Ford falters, warns worse could come
DEARBORN, Mich (AP):
Ford Motor Co's shares tumbled on Thursday after it reported weaker-than-expected second-quarter earnings and warned that things could get worse in the second half of the year.
Ford's net income fell nine per cent to US$2.0 billion in the second quarter as the company struggled with flattening US sales and a tougher market in China.
The Dearborn, Michigan, based company said its full-year guidance, which calls for a pretax profit of US$10 billion to US$11 billion, remains intact but is at risk. Among the looming issues in the second half of this year are the expensive launch of Ford's new aluminum-sided Super Duty pick-up truck and an expected US$145 million hit to sales in Britain because of its vote to leave the European Union.
The automaker's shares fell US$1.13, or 8.2 per cent, to finish at US$12.71 Thursday.
Ford CEO Mark Fields said the company will take actions to improve its results, including cutting production to meet demand and making sure all markets have the right mix of vehicles.
"It's kind of like when you're having a bad golf game you just play through it," he said.
It wasn't the result many had expected. After Ford's chief rival General Motors Co reported last week that its second-quarter profit more than doubled to US$2.87 billion, many analysts thought they would hear similar good news from Ford.
There was some good news. Because of its strong first quarter Ford still managed to a record first-half operating profit of US$6.8 billion. In Europe - long a trouble spot for the company - second-quarter sales rose 11 per cent and pretax profits nearly tripled to US$467 million, thanks in part to stronger sales in Russia.

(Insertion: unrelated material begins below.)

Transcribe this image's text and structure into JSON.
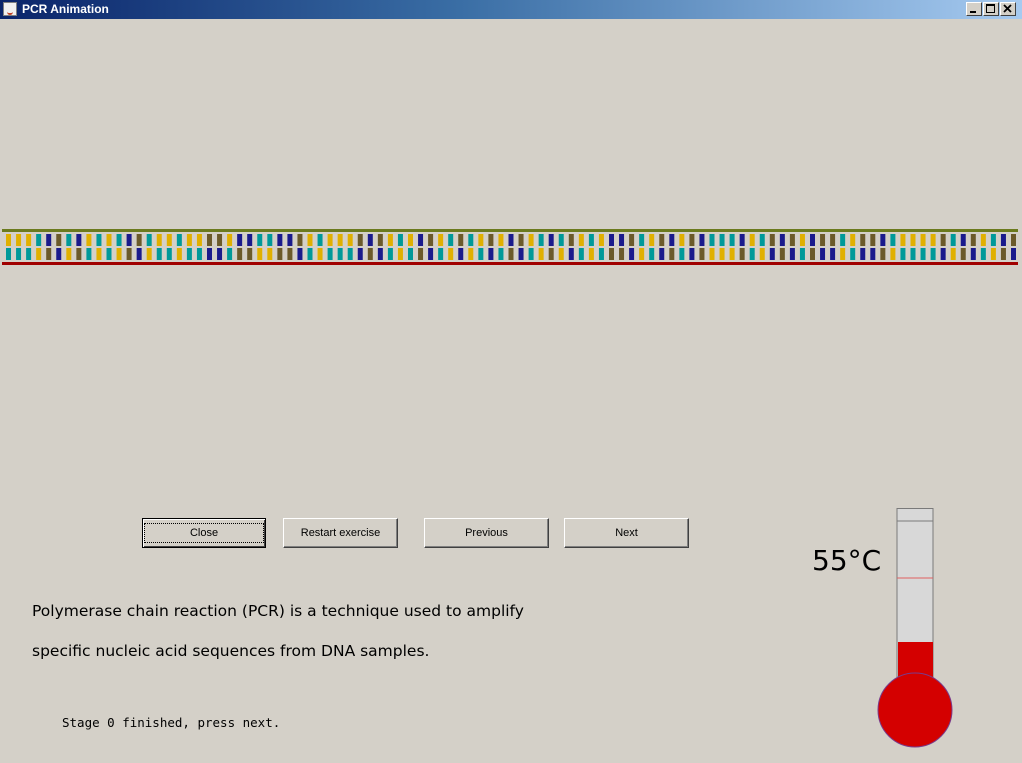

However, Ford also fed into many investors' lingering worries about slowing US sales and market pressures in China. "They're trying to underpromise and overdeliver for the back half of the year," said James Albertine, an auto analyst with Consumer Edge Research.
Ford's results reflected some Ford-specific problems, like the Super Duty launch. But its warnings about US sales could dampen the whole industry. Ford's chief financial officer, Bob Shanks, said after an unprecedented growth streak the US market is starting to plateau. Pretax results in the region fell 5 per cent to US$2.7 billion.
Ford's North American sales were flat from a year ago, and Ford's market share in the region didn't budge despite a big increase in incentive spending. Ford spent US$3,475 per vehicle on incentives, compared to US$2,700 in the same quarter last year, according to estimates from Kelley Blue Book.
"We don't see growth, at least in the near term," Shanks said. Ford lowered its estimates for full-year industry sales in the US.
There were other storm clouds. Shanks said Britain's exit vote will likely cost the company US$400 million to US$500 million annually in lower sales and weaker currency until the exit is completed. There's too much uncertainty to predict much after that, Shanks said, but the company is considering how to mitigate its risks. Ford is the top-selling brand in the UK and has engine and transmission plants there.
In Asia, Ford recorded its first pretax loss (US$8 million) in more than three years. Shanks said Ford sold fewer commercial vehicles in China and spent heavily on engineering and warranty costs. The weaker yuan also impacted sales of its luxury Lincoln brand.
Ford's losses in South America also more than doubled to US$265 million because of continuing economic issues in the region.